Lost in all of this is that the changes do not, in their present form, actually give effect to the policy objectives announced by the Treasurer. There are several reasons for this:
- The changes only stop ASIC being able to bring a particular type of action called a “civil penalty proceeding” and they do not have any impact on the sorts of claims that private litigants (such as shareholders) can make.
- Most significantly, listed entities will remain liable to shareholders and ASIC if guidance or forecasts (or any other disclosures) fail to be accurate and it can be established that the information was misleading or deceptive under section 1041H of the Corporations Act – this is so regardless of whether the entity was unaware, negligent or reckless in making that statement. Section 1041H is one of the main provisions relied upon in shareholder class action claims.
- The inclusion of a “negligence” standard implies that listed entities and their boards can be liable for failing to act reasonably in making an assessment about whether information was material. The measures do not extend to providing a United States-style statutory safe-harbour for forward-looking statements which are accompanied by appropriate qualifying language or a “business judgement rule” type defence for continuous disclosure matters. So, it is still possible that decisions, honestly made, can constitute a breach.
- ASX has not amended Listing Rule 3.1 or Listing Rule 3.1A to reflect the changes (and it is doubtful ASX would do so). So ASX-listed entities must continue to release information concerning it that a reasonable person would expect to have a material effect on the price or value of the entity’s securities as soon as it becomes aware of that information (unless an exemption applies).

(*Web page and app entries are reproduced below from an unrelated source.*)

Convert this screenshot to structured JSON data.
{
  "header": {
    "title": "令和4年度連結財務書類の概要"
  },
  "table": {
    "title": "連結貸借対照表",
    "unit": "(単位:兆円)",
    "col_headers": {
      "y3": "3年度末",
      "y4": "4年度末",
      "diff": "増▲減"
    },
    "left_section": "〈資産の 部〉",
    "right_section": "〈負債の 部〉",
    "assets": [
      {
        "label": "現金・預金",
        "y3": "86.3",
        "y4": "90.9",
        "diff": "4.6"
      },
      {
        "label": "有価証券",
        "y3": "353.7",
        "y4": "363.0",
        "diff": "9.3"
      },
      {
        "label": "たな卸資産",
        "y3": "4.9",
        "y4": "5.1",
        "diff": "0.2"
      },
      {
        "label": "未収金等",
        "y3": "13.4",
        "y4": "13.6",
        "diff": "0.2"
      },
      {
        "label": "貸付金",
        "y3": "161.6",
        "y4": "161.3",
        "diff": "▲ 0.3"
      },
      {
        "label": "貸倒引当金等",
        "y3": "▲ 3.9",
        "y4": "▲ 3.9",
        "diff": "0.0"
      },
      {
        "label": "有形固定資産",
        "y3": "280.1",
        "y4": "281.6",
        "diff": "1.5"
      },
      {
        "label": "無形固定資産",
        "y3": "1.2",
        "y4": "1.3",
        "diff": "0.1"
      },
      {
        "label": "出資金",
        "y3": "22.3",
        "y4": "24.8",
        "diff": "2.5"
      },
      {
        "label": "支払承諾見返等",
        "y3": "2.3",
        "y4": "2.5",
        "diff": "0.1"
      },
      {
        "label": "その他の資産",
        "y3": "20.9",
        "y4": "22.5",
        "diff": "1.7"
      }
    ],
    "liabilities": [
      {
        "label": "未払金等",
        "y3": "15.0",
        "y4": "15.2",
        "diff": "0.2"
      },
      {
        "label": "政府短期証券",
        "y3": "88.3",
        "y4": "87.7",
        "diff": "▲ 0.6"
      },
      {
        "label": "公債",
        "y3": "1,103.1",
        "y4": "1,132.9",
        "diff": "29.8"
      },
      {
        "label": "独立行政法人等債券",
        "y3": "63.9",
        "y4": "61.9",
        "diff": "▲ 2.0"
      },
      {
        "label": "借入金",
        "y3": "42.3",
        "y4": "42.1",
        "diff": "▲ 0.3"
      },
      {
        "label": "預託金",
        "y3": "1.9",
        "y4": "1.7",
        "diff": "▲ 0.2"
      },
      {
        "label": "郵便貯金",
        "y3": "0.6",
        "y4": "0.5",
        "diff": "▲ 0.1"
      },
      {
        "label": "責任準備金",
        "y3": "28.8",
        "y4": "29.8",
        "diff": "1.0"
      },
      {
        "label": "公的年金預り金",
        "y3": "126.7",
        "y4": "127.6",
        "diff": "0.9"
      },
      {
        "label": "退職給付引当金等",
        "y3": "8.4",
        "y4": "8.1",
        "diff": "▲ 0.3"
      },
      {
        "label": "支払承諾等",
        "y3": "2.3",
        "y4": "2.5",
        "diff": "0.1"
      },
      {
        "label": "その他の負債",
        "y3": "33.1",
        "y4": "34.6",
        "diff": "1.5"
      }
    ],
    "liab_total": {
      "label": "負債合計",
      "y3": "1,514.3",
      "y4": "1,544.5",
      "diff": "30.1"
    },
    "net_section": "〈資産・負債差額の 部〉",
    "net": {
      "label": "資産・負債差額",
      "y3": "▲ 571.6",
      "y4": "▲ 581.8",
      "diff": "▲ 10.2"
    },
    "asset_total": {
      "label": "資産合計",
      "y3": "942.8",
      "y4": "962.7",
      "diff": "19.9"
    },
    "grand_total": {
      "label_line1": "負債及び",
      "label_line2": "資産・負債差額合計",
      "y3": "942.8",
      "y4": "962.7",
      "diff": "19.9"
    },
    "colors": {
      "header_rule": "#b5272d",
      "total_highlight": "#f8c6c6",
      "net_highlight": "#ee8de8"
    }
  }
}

- One effect of this “new test”, is that entities will have greater latitude not to disclose anything (since, given the impact of information is so much less certain in these COVID times it is more difficult to see how an entity could “know” that it would be material and therefore need to be disclosed).
- it is not more difficult for securityholders to bring class actions in relation to initial guidance or forecasts (or other alleged disclosure deficiencies); and
- listed entities and officers are not likely to have greater confidence to provide forecasts and guidance to help investors during COVID-19 (contrary to the policy intent of the measures) and in fact, may feel supported in a decision not to say more when there is any room for doubt about the potential impact of information.
Accordingly, we do not expect to see any meaningful change in the approach that ASX-listed entities are taking to disclosures because of these measures, at least not until economic and business conditions become more certain.
Our recommendation is for ASX-listed entities and their officers to continue to comply with their existing continuous disclosure policies with the same degree of oversight and diligence. If an entity is considering releasing forecasts or guidance there must be a reasonable basis for the forecast or guidance, and it must not be misleading or deceptive. It must also consider whether information should be released consistent with ASX guidance on what is likely to be considered price sensitive information for the purposes of the Listing Rules.
Notwithstanding these limitations, this change is a positive development. We hope that it will provide a basis for future law reform to Australia’s continuous disclosure regime. Whilst Australia’s continuous disclosure regime is fundamental to the efficiency and integrity of our capital markets its “no fault” liability position unduly contributes to the unedifying spectacle of competing class action claims in response to disclosure mishaps. The Government’s measures recognise that many disclosure issues involve difficult judgements made under significant pressure with often limited information) and for that it is to be applauded.